Women in Norway have gained progressively more rights over the past centuries. Including suffrage in 1913. We have also gained access to education and opportunities to support ourselves. But even though Norway has developed into a more egalitarian and just country where almost everyone has equal opportunities, many countries around the world still lack the same outcomes. According to statistics from the United Nations Association, it is shown that a staggering 162 million children worldwide do not have the opportunity to attend school. A full 75% of these children are girls. This corresponds to around 130 million girls between the ages of 6 and 17. Additionally, it is stated that 2 out of 3 illiterate adults are girls. Especially today’s developing countries are affected by the lack of access to education. There are several reasons why girls and women lack the opportunity to get an education. Among them are limited schools and teaching materials. There is also a shortage of qualified teachers who can convey education to students. Other relevant reasons for unequal educational opportunities for girls can stem from cultural differences and forced marriages. Furthermore, many girls cannot attend school because they need to help their families work to sustain the family’s economy.

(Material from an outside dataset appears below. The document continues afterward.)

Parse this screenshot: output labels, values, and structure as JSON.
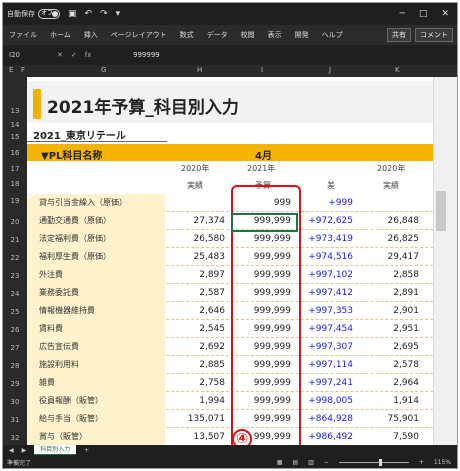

If we succeed in getting more children into school, this will lead to several positive factors. It will expand the job market and stabilize the economy for both individuals and the state. We also see that the forward-looking demographic model of population growth is stabilized. This automatically contributes to lifting the population out of poverty and into a stable working class. By maintaining the forward-looking demographic model of population growth, birth rates and death rates will also stabilize. This happens because poor families tend to have more children. This occurs, in part, because the poorest families need children to contribute to the family economy. Another important reason for women to participate in education is that they should be treated as free citizens on equal terms with men, where women, like men, should have the opportunity to support themselves and their families.
Throughout my upbringing, I have traveled to various parts of the world where the opportunities for education have been quite diverse. I have met several gifted young women whose dreams of education have been suppressed. For instance, I traveled to Brazil in February 2020. Here, I connected with several families living on the streets and in favelas. There was a stark difference between economically privileged and poor families. Poverty is widespread in Brazil, and school spots are scarce among the very poorest. In connection with choosing my cause, it is important to mention that my parents have shown throughout my life how significant the difference can be in the future if one is granted the opportunity to educate themselves. In the Western world, education is an obvious privilege available to most who strive for it. In developing countries, this privilege is not given to just anyone, and certainly not women. As my mother often says, «You can lose everything you own, but not your education.» These words convey the importance of a solid foundation of education for women, which needs to be developed to guide the next generation, no matter where they live in the world.
Another issue that is close to my heart is taking up the fight against human trafficking. Human trafficking is a grave issue affecting millions across the globe. According to estimates, around 25 million people are trapped in modern-day slavery, forced into labor, or subjected to sexual exploitation. This shadowy trade preys on vulnerable populations, exploiting disparities in economic opportunities, political instability, and lack of education. The insidious nature of human trafficking knows no borders, making it a pressing global concern that demands collective action.
A key factor perpetuating human trafficking is the lack of accessible education, particularly in regions prone to trafficking. Limited educational opportunities exacerbate poverty and vulnerability, leaving individuals susceptible to traffickers promising better lives. By providing better education, especially for girls and women, we can disrupt this vicious cycle. Education empowers individuals with knowledge, critical thinking skills, and self-confidence, making them less likely to fall victim to traffickers’ deceptive schemes. Moreover, educated communities are more equipped to recognize signs of trafficking and raise awareness, fostering an environment where such criminal activities are less likely to thrive. In this way, investing in education becomes a powerful tool in the fight against human trafficking, driving progress toward a safer and more equitable world for all.